Local underrepresented minority high-school students were inspired to achieve more and serve others after participating in an immersive two-week learning experience through the Loma Linda University Health (LLUH) Summer Gateway program in Loma Linda, California, United States.
A variety of LLUH professionals and students volunteered their time to provide lectures and to assist with hands-on activities. This summer, nearly 70 students participated in the program, and 21 were selected to shadow practicing medical professionals for an additional week.
Summer Gateway aims to create positive attitudes toward health-care professions among high-school students through presentations, activities, and service opportunities. Launched in 2012, Summer Gateway is sponsored by the office of Community-Academic Partners in Services (CAPS) and the Institute for Community Partnerships. It was created when pipeline program Sí Se Puede merged with Loma Linda University’s other programs for Native American and African-American students. Sí Se Puede, which started in 2005, translates from Spanish as “Yes, you can!”
The program also provides training on how to take the Scholastic Assessment Test (SAT) exam, apply for financial aid, and improve study skills.
“We want to help make college education more attainable for these young people,” said Pablo Ariza, CAPS director. “We know our pipeline program is a success because it continues to come full circle.” Loma Linda University’s 2018 commencement season saw two previous Summer Gateway program participants graduate with degrees in physical therapy and dentistry respectively.

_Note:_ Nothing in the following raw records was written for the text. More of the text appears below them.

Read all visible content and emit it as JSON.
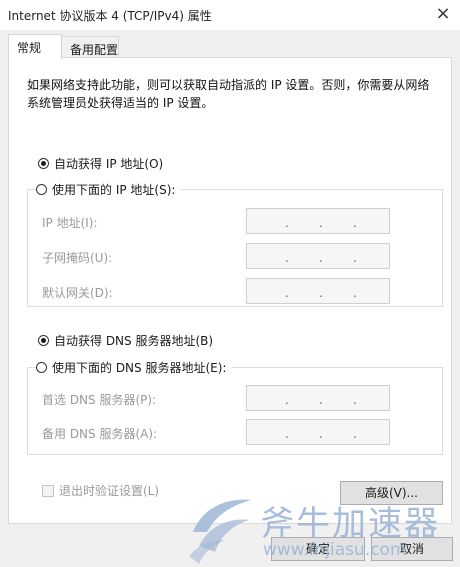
{
  "window": {
    "title": "Internet 协议版本 4 (TCP/IPv4) 属性",
    "close_glyph": "×"
  },
  "tabs": [
    {
      "label": "常规",
      "active": true
    },
    {
      "label": "备用配置",
      "active": false
    }
  ],
  "general": {
    "description": "如果网络支持此功能，则可以获取自动指派的 IP 设置。否则，你需要从网络系统管理员处获得适当的 IP 设置。",
    "ip": {
      "auto_label": "自动获得 IP 地址(O)",
      "auto_selected": true,
      "manual_label": "使用下面的 IP 地址(S):",
      "fields": [
        {
          "label": "IP 地址(I):",
          "value": ".  .  ."
        },
        {
          "label": "子网掩码(U):",
          "value": ".  .  ."
        },
        {
          "label": "默认网关(D):",
          "value": ".  .  ."
        }
      ]
    },
    "dns": {
      "auto_label": "自动获得 DNS 服务器地址(B)",
      "auto_selected": true,
      "manual_label": "使用下面的 DNS 服务器地址(E):",
      "fields": [
        {
          "label": "首选 DNS 服务器(P):",
          "value": ".  .  ."
        },
        {
          "label": "备用 DNS 服务器(A):",
          "value": ".  .  ."
        }
      ]
    },
    "validate_label": "退出时验证设置(L)",
    "validate_checked": false,
    "advanced_button": "高级(V)..."
  },
  "footer": {
    "ok_button": "确定",
    "cancel_button": "取消"
  },
  "watermark": {
    "text": "斧牛加速器",
    "url": "www.fnjiasu.com"
  },
  "colors": {
    "disabled_text": "#9a9a9a",
    "watermark": "#9eb6d6"
  }
}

Pablo Shul of Bloomington High School said he didn’t think he could ever succeed academically, but after attending Summer Gateway, he now knows a medical education is within his reach. “I have hope for my future,” he said.

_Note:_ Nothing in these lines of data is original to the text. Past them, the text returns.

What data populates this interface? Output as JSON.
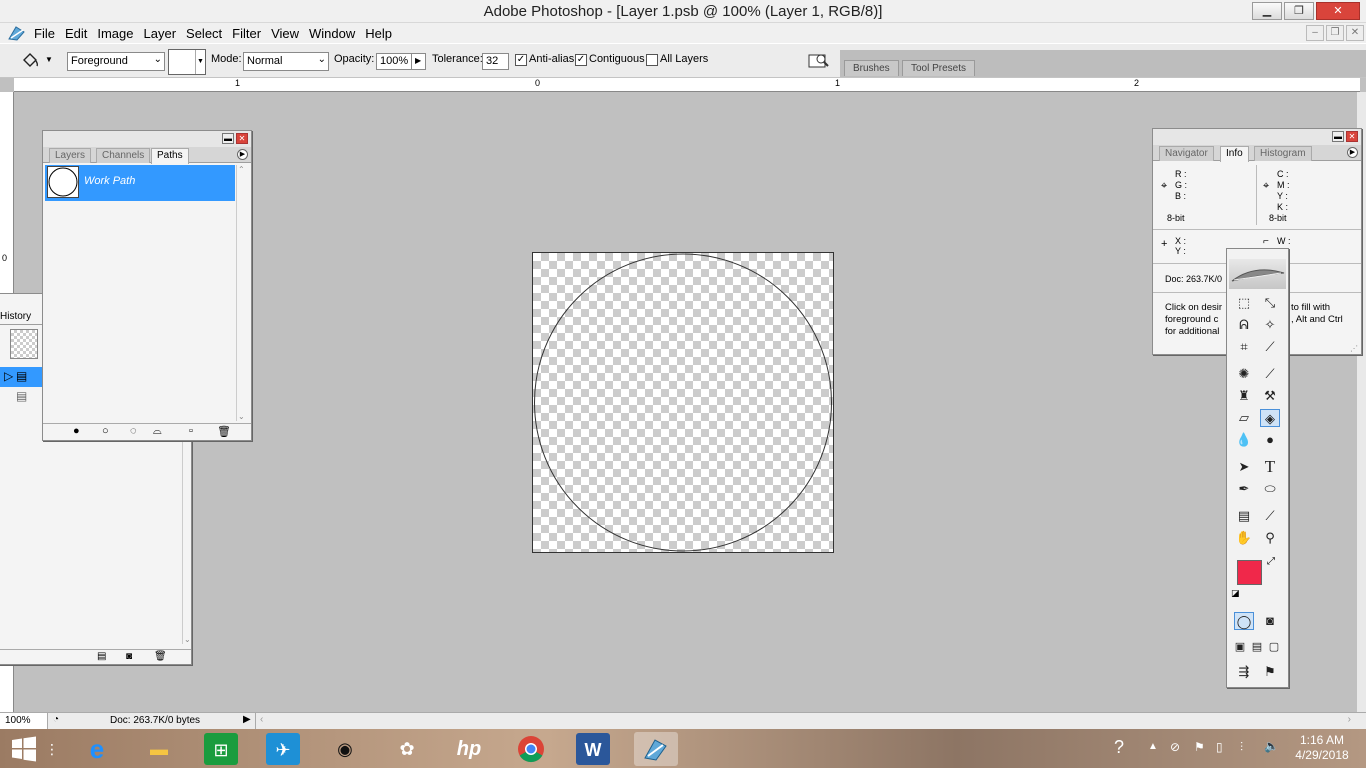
{
  "window": {
    "title": "Adobe Photoshop - [Layer 1.psb @ 100% (Layer 1, RGB/8)]",
    "minimize": "▁",
    "restore": "❐",
    "close": "✕"
  },
  "menu": {
    "items": [
      "File",
      "Edit",
      "Image",
      "Layer",
      "Select",
      "Filter",
      "View",
      "Window",
      "Help"
    ]
  },
  "doc_controls": {
    "minimize": "–",
    "restore": "❐",
    "close": "✕"
  },
  "options": {
    "fill_source": "Foreground",
    "mode_label": "Mode:",
    "mode_value": "Normal",
    "opacity_label": "Opacity:",
    "opacity_value": "100%",
    "tolerance_label": "Tolerance:",
    "tolerance_value": "32",
    "antialias_label": "Anti-alias",
    "antialias_checked": true,
    "contiguous_label": "Contiguous",
    "contiguous_checked": true,
    "alllayers_label": "All Layers",
    "alllayers_checked": false,
    "well_tabs": [
      "Brushes",
      "Tool Presets"
    ]
  },
  "ruler": {
    "h_labels": [
      "1",
      "0",
      "1",
      "2"
    ],
    "v_labels": [
      "0"
    ]
  },
  "paths_panel": {
    "tabs": [
      "Layers",
      "Channels",
      "Paths"
    ],
    "active_tab": "Paths",
    "item_name": "Work Path"
  },
  "history_panel": {
    "tab": "History"
  },
  "info_panel": {
    "tabs": [
      "Navigator",
      "Info",
      "Histogram"
    ],
    "active_tab": "Info",
    "rgb_labels": [
      "R :",
      "G :",
      "B :"
    ],
    "cmyk_labels": [
      "C :",
      "M :",
      "Y :",
      "K :"
    ],
    "bit_left": "8-bit",
    "bit_right": "8-bit",
    "xy_labels": [
      "X :",
      "Y :"
    ],
    "wh_labels": [
      "W :"
    ],
    "doc": "Doc: 263.7K/0",
    "hint_left": [
      "Click on desir",
      "foreground c",
      "for additional"
    ],
    "hint_right": [
      "to fill with",
      ", Alt and Ctrl"
    ]
  },
  "colors": {
    "foreground": "#f0284a",
    "background": "#ffffff",
    "selection": "#3399ff",
    "workspace": "#c0c0c0"
  },
  "status": {
    "zoom": "100%",
    "doc": "Doc: 263.7K/0 bytes"
  },
  "taskbar": {
    "time": "1:16 AM",
    "date": "4/29/2018",
    "apps": [
      "start-icon",
      "task-view-icon",
      "internet-explorer-icon",
      "file-explorer-icon",
      "store-icon",
      "rocket-app-icon",
      "media-app-icon",
      "photos-app-icon",
      "hp-icon",
      "chrome-icon",
      "word-icon",
      "photoshop-icon"
    ]
  }
}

According to the American Association of Medical Colleges, African-Americans, Latinos, and American Indians comprise approximately one-quarter of the total population of the United States but represent less than 10 percent of the workforce in the health professions of medicine, nursing, dentistry, and pharmacy.
“The critical time for career intervention is before high school graduation,” said Juan Carlos Belliard, director of Loma Linda University Health’s Institute for Community Partnerships. “Summer Gateway Program encourages underserved students to achieve more for themselves, their families, and their community.”

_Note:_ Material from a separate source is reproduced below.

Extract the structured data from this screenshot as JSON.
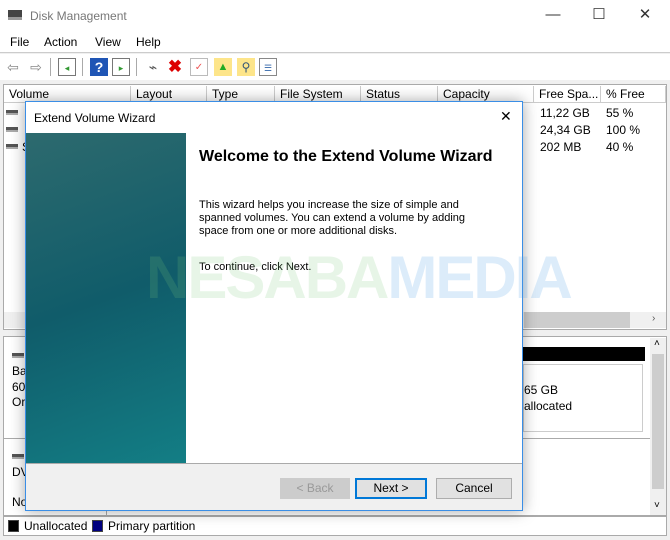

Antoina Davis, a student from Nuview Bridge Early College High School in Nuevo, California, said she didn’t know what it meant to be a nurse or dentist before participating in Summer Gateway. “This program helped me visualize what it means to enter the medical field and find your passion.”
In addition to academic and career guidance, students participate in activities that promote physical activity, nutrition, spiritual care, and community service.
On the program’s service day, students were split up into groups to serve at three different community locations. “We chose service opportunities for the students that would demonstrate LLUH’s model of whole-person care,” said Oscar Bustillos, CAPS program coordinator.
One group of students volunteered at Huerta del Valle, the first urban community farm in the city of Ontario, California. Initiated in 2010, this grassroots agricultural effort has become a hub for sustainable organic production and distribution, community health, economic development, and nutrition education.
At the Community Action Partnership of San Bernardino County headquarters, students worked at a food bank center that disperses more than 10 million pounds of nutritious food each year in San Bernardino County.
The Way World Outreach in San Bernardino was another volunteer site. Opened in 2004, this church-turned-outreach-center provides aid and support services to abused women and children, individuals with special needs, and the homeless and unemployed.
Cajon High School student Hector Trejo said that after community service day, his eyes were opened. “Loma Linda University Health dramatically changed me as a person,” he said. “I am inspired to be a better person and become a humanitarian.”
Middle College High School student Jocelyn Marquez said she learned that a medical career is not just about the money, it’s about the people you’re caring for. “I will carry that thought with me for the rest of my life,” she said.